$10.11 million in funding has been allocated to the wider PFBP programme over five years. Half of that has come from Predator Free 2050 Ltd, and Environment Canterbury contributes $600,000 annually.
Other key contributors include Christchurch City Council, Selwyn District Council, Department of Conservation, Rod Donald Banks Peninsula Trust, Summit Road Society, and the Banks Peninsula Conservation Trust – which administers PFBP.
A precious landscape
PFBP Project Manager, Sarah Wilson, said in the scheme of things the team is just getting started.
“It’s taken us a wee while to train staff, get the equipment, and get the knowledge about how to move forward – but now we’re really beginning to shift gear.”
Sarah said that while Kaitōrete is probably a little-known area for many Cantabrians, it’s very important in terms of its insect life. The spit provides habitat for more than 100 species of moths – including five that are flightless – plus various beetles, lizards, birds, and the katipō spider.
“From a pest control perspective, it’s sort of a coalition of opportunity. The shape of the land makes it easy to work on, and then you’ve got this biodiversity that is possible to renew here.”
PFBP works closely with Te Rūnanga o Ngāi Tahu and the five Papatipu Rūnanga who whakapapa to the Peninsula. They’re on PFBP’s governance board and are involved with all operations, including trapping.
A long-term vision
As Mark Christensen, chair of the PFBP Project Oversight Group points out, the trapping work is just one aspect of the long-term ecological vision for Banks Peninsula.
“The vision has eight interrelated goals – one of those is about being pest free. The other seven are also around bringing back indigenous biodiversity – whether it’s vegetation or birds. The whole idea of the pest-free vision is to reduce that pest pressure so that we can restore the biodiversity, which in turn will also help our economy to flourish.”
David Miller, chair of the PFBP Project Management Group, was among those who attended the recent site visit and enjoyed getting an up-close look at the “interesting and novel” technology.

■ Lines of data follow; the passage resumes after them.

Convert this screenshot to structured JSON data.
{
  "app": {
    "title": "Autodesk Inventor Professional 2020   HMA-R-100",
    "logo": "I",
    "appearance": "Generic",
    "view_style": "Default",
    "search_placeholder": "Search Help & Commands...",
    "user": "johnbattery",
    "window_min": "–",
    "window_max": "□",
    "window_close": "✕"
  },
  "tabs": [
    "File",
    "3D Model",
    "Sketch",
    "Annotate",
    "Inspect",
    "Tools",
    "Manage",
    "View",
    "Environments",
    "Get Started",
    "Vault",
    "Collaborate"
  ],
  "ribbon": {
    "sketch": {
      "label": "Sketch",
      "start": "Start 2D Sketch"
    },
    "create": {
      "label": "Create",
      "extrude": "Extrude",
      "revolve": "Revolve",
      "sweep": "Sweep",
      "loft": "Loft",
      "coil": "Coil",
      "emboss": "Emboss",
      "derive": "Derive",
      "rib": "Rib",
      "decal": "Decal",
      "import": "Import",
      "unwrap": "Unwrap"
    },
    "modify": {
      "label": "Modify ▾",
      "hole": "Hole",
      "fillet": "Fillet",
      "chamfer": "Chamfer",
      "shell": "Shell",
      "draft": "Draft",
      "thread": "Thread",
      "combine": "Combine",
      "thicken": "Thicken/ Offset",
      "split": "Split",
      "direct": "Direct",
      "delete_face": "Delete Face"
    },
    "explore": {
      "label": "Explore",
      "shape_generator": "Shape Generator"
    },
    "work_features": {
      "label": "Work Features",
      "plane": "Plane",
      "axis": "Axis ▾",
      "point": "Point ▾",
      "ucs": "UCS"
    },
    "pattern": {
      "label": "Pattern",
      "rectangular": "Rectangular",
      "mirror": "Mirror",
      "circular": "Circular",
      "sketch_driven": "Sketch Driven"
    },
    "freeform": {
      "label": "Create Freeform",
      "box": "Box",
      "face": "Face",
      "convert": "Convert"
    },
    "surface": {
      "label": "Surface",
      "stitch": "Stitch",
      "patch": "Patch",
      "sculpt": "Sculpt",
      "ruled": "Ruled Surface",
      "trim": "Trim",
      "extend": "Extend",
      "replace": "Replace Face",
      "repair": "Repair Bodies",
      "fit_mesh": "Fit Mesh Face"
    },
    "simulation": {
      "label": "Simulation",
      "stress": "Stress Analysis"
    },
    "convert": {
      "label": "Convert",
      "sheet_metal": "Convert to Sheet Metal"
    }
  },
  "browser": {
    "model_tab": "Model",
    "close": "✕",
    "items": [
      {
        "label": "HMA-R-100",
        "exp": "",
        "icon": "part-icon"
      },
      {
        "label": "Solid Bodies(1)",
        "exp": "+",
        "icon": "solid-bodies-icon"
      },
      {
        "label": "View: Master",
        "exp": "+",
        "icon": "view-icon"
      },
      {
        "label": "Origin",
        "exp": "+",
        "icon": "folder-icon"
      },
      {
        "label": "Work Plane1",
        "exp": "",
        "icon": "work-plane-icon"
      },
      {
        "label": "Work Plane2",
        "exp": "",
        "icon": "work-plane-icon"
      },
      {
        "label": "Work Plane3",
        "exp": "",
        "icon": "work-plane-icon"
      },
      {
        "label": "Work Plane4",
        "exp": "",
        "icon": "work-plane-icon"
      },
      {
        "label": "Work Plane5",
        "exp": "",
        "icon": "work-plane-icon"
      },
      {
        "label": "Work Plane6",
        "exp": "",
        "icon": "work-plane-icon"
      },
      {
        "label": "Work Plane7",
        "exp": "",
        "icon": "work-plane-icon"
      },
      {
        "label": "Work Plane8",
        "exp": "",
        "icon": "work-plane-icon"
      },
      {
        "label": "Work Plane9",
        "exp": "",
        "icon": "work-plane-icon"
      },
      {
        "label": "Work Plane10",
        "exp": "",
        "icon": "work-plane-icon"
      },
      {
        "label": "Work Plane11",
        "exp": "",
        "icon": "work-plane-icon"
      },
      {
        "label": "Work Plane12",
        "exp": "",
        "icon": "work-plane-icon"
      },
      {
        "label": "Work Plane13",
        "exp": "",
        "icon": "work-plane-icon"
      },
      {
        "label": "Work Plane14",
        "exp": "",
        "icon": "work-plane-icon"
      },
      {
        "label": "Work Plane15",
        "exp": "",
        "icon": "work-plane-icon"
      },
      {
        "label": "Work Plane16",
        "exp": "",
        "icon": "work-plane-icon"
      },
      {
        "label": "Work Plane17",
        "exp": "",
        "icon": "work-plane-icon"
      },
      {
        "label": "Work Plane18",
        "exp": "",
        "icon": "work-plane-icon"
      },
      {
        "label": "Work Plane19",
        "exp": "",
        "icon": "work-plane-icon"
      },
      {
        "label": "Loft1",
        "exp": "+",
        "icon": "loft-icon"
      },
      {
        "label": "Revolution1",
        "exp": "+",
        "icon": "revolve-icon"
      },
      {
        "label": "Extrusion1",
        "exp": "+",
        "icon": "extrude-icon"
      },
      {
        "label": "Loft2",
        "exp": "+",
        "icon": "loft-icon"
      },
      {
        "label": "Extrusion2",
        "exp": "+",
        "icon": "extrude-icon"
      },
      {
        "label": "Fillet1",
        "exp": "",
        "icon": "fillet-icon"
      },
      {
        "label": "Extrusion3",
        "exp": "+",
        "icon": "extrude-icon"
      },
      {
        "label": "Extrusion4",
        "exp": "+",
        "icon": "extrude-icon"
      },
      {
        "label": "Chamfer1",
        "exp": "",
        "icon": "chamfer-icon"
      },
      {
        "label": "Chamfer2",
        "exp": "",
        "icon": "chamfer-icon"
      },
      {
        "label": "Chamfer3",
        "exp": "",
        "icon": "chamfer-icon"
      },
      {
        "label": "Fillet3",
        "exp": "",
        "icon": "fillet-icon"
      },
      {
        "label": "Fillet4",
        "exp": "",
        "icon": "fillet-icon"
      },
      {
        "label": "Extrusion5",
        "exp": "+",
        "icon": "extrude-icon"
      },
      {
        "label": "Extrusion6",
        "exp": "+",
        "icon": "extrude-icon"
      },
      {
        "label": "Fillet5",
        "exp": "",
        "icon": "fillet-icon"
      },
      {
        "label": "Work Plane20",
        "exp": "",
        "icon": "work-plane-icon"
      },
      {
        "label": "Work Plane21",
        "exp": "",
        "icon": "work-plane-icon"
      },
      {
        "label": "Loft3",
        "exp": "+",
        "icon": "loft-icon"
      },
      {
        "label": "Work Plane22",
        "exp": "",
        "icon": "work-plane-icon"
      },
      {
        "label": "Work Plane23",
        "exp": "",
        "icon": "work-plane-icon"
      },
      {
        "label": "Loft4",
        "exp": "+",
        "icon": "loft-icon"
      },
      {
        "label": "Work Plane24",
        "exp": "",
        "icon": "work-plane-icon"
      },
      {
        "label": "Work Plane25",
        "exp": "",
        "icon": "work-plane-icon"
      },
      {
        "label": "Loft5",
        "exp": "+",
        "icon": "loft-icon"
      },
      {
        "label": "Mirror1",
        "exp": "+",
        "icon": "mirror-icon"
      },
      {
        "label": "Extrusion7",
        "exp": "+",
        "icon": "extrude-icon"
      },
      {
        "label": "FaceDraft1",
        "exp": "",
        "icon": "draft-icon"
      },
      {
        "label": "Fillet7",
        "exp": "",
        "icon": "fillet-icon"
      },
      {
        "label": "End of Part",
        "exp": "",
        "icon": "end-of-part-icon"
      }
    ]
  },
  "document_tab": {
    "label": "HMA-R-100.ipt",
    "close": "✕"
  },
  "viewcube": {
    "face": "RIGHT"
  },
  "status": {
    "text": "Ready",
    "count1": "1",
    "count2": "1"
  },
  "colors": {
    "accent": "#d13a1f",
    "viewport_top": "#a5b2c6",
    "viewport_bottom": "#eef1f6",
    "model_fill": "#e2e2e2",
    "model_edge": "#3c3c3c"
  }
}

“The scale of what we’re attempting is very impressive – especially given the fact we have limited resources tied to specific target species. But we have fantastic field staff and every reason to be hopeful, given what they’ve been able to achieve so far.”